Once you say "yes!" a whirlwind year of events is set into motion. Many couples often embark on their first celebratory event—the engagement ring tour—without even realizing. Once the dust settles, it's time to fill up your calendar with pre-nuptial parties and celebrations that require a bit more planning. For expert advice on when each party should take place, we caught up with Sarah Narcus, founder of the Boston-based event planning company Without a Hitch. Check out the timeline below and then keep it handy to remember the who, what, and when of each pre-wedding occasion. 

 

Related: How to Delegate Wedding-Planning Tasks When You're a Self-Proclaimed Control Freak

 

The Engagement Party: Right Away

A proper engagement party is a formal (and effective) way to get some face time with all the loved ones who want to celebrate your big news.
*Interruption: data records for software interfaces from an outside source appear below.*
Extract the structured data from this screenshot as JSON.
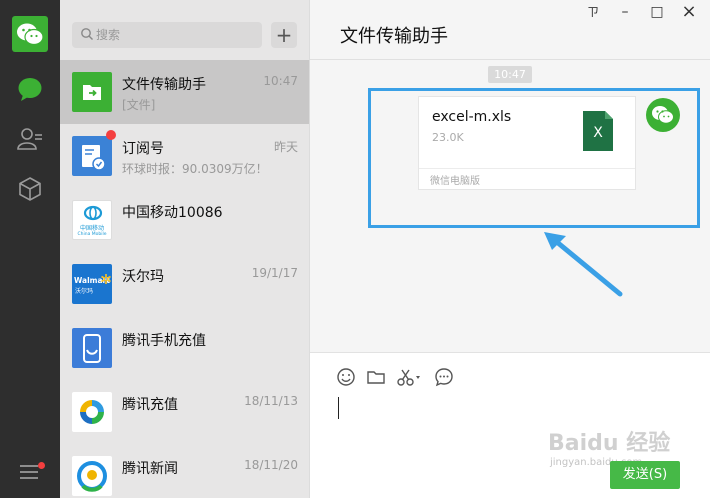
{
  "window": {
    "title": "文件传输助手",
    "controls": {
      "pin": "ㄗ",
      "minimize": "–",
      "maximize": "□",
      "close": "×"
    }
  },
  "search": {
    "placeholder": "搜索",
    "add_label": "+"
  },
  "chats": [
    {
      "name": "文件传输助手",
      "message": "[文件]",
      "time": "10:47",
      "active": true
    },
    {
      "name": "订阅号",
      "message": "环球时报：90.0309万亿！",
      "time": "昨天",
      "badge": true
    },
    {
      "name": "中国移动10086",
      "message": "",
      "time": "",
      "thumb_text": "中国移动",
      "thumb_sub": "China Mobile"
    },
    {
      "name": "沃尔玛",
      "message": "",
      "time": "19/1/17",
      "thumb_text": "Walmart",
      "thumb_sub": "沃尔玛"
    },
    {
      "name": "腾讯手机充值",
      "message": "",
      "time": ""
    },
    {
      "name": "腾讯充值",
      "message": "",
      "time": "18/11/13"
    },
    {
      "name": "腾讯新闻",
      "message": "",
      "time": "18/11/20"
    }
  ],
  "conversation": {
    "timestamp": "10:47",
    "file": {
      "name": "excel-m.xls",
      "size": "23.0K",
      "source": "微信电脑版",
      "type_letter": "X"
    }
  },
  "composer": {
    "send_label": "发送(S)",
    "watermark": "Baidu 经验",
    "watermark_sub": "jingyan.baidu.com"
  },
  "colors": {
    "nav_bg": "#2e2e2e",
    "wechat_green": "#3cb034",
    "highlight_blue": "#3aa0e6",
    "send_green": "#46b947",
    "excel_green": "#1f7244"
  }
}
While it's by no means mandatory, if you're interested in hosting an engagement party, Narcus says to do it quickly—but not too quickly. "You will start to get a lot of questions about the wedding itself," she warns. "Either schedule the engagement party after you have a few answers (date, location), or make sure your guests know that nothing is decided yet, and you just want to celebrate." With a strategy in place, Narcus also recommends making the engagement party a casual, no-gift affair since there will be plenty of opportunities down the road for loved ones to shower you with presents.

 

The Registry Party: 6-8 Months Before the Wedding

Speaking of presents, lots of people will want to buy you some. So, it's not a bad idea to start building a registry well before your bridal shower is planned as a way to let well-meaning loved ones know what you actually need and want. While this isn't an actual party, you and your future husband or wife should make the most of this experience, so Narcus advises grabbing some scan guns and making a day of it. "It's probably just you and your partner-to-be, but take the time to make it special and do it together," she says.

 

The Bridal Shower: 3-6 Months Before the Wedding

Traditionally, this is something the bridal party or mother of the bride will take the lead on planning. But if Narcus has learned one thing, it's that a wedding (and all of its events) shouldn't be about following a standard set of rules. "Our philosophy is that couples should always make choices around their wedding that feel personal and authentic to the two of them," she explains "For some, that means eschewing tradition and for others it means picking and choosing the ones that have meaning." Whether you like the idea of a traditional bridal shower or would prefer to celebrate with a joint co-ed shower, know that this event generally takes place sometime three to six months before the big day.

 

The Bachelorette Party: 1-3 Months Before the Wedding

As the big day gets closer, odds are you'll truly reap the benefits of blowing off some steam. The only caution in terms of timing here is to not go too close to your wedding day if you're planning a few rowdy nights on the town. As any dermatologist will tell you, the way to healthy, glowing skin on the big day is not found at the bottom of a bottle of tequila. Grant yourself enough space to let loose and have fun without stressing about any lingering effects.

 

The Rehearsal, Welcome Dinner, and Morning-After Brunch: Wedding Weekend

"These days we are seeing many couples choose to make a whole weekend out of their wedding, especially when friends and family are traveling from out of town," says Narcus. With an entire weekend at your disposal, the possibilities for events are totally up to you. Traditionally, the rehearsal will take place anywhere from a week to a day before the wedding, with welcome drinks or dinner finding their way into the mix as well. "Another popular event is the day-after brunch," Narcus adds. "Mostly attended by out-of-towners, it's a nice way to say goodbye and thank you and relive the night before."